* [Task brief] Copy every line that holds the string "content" from the data below.

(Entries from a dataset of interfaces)
····················

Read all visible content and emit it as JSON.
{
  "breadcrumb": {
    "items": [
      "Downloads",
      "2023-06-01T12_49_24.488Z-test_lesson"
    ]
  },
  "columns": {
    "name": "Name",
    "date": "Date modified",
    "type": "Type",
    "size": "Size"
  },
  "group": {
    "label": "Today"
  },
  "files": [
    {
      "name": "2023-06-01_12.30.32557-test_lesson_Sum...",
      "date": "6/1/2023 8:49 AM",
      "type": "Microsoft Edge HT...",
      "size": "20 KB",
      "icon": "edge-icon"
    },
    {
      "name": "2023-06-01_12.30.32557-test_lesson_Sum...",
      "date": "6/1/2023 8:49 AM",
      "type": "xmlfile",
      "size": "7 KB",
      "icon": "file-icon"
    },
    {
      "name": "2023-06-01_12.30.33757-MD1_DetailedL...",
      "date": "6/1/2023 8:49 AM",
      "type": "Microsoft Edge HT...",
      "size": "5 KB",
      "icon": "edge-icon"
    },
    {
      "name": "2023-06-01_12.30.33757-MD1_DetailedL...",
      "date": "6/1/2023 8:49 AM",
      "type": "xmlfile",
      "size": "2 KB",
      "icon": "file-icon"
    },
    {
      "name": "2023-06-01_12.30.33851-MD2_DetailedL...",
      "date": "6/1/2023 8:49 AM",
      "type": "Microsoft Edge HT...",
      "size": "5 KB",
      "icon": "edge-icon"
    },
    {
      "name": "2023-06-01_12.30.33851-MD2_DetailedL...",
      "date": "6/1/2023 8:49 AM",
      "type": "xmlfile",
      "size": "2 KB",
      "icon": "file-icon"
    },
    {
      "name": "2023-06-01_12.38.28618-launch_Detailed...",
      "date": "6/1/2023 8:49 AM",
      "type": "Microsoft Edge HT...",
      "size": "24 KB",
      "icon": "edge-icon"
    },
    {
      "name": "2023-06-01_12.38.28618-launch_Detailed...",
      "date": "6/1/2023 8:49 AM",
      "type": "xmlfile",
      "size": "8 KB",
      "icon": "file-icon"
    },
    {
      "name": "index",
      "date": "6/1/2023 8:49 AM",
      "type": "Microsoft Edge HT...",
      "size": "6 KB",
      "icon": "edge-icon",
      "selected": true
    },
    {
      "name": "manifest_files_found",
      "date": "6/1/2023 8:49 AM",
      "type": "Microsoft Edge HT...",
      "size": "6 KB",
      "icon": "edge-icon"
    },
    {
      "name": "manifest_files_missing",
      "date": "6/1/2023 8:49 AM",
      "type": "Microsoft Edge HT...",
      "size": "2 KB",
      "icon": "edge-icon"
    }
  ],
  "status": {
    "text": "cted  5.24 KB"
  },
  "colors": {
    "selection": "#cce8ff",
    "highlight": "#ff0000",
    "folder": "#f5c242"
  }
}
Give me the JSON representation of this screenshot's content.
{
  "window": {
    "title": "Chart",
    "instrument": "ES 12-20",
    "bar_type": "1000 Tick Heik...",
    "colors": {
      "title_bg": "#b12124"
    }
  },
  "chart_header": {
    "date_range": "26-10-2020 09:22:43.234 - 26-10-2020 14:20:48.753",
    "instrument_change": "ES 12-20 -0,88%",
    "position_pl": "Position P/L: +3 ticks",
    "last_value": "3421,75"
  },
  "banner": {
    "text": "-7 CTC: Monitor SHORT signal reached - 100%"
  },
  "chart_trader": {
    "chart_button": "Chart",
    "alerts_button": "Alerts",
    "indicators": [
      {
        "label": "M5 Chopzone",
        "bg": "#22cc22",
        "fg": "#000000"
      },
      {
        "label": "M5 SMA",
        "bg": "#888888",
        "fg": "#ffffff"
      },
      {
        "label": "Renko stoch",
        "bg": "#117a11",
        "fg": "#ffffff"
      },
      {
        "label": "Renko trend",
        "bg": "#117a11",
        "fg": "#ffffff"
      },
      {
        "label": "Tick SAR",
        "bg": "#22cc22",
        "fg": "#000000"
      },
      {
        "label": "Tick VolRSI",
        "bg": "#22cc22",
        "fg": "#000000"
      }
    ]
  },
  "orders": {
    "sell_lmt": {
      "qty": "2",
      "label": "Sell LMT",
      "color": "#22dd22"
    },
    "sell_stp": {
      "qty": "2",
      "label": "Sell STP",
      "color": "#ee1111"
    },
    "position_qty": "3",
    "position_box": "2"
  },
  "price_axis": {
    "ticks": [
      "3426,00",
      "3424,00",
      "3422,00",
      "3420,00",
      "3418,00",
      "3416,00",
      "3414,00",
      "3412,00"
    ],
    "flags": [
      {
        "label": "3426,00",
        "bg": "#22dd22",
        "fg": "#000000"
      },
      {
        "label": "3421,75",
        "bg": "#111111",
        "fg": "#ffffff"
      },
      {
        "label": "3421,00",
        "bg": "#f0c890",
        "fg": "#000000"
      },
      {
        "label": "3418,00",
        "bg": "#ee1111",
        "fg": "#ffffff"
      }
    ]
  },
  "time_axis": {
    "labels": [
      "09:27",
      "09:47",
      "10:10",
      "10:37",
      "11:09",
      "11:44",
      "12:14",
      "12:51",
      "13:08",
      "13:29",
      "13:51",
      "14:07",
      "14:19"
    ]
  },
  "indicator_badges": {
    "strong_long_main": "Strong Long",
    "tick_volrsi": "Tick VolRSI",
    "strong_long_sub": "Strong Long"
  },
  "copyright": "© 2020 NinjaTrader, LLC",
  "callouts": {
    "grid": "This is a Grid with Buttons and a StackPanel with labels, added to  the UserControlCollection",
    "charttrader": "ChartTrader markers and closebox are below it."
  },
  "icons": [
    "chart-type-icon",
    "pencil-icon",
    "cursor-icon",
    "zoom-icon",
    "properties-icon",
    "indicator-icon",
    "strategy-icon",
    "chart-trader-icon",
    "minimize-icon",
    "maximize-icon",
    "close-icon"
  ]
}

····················

* [Worked solution]
Read all visible content and emit it as JSON.
Give me the JSON representation of this screenshot's content.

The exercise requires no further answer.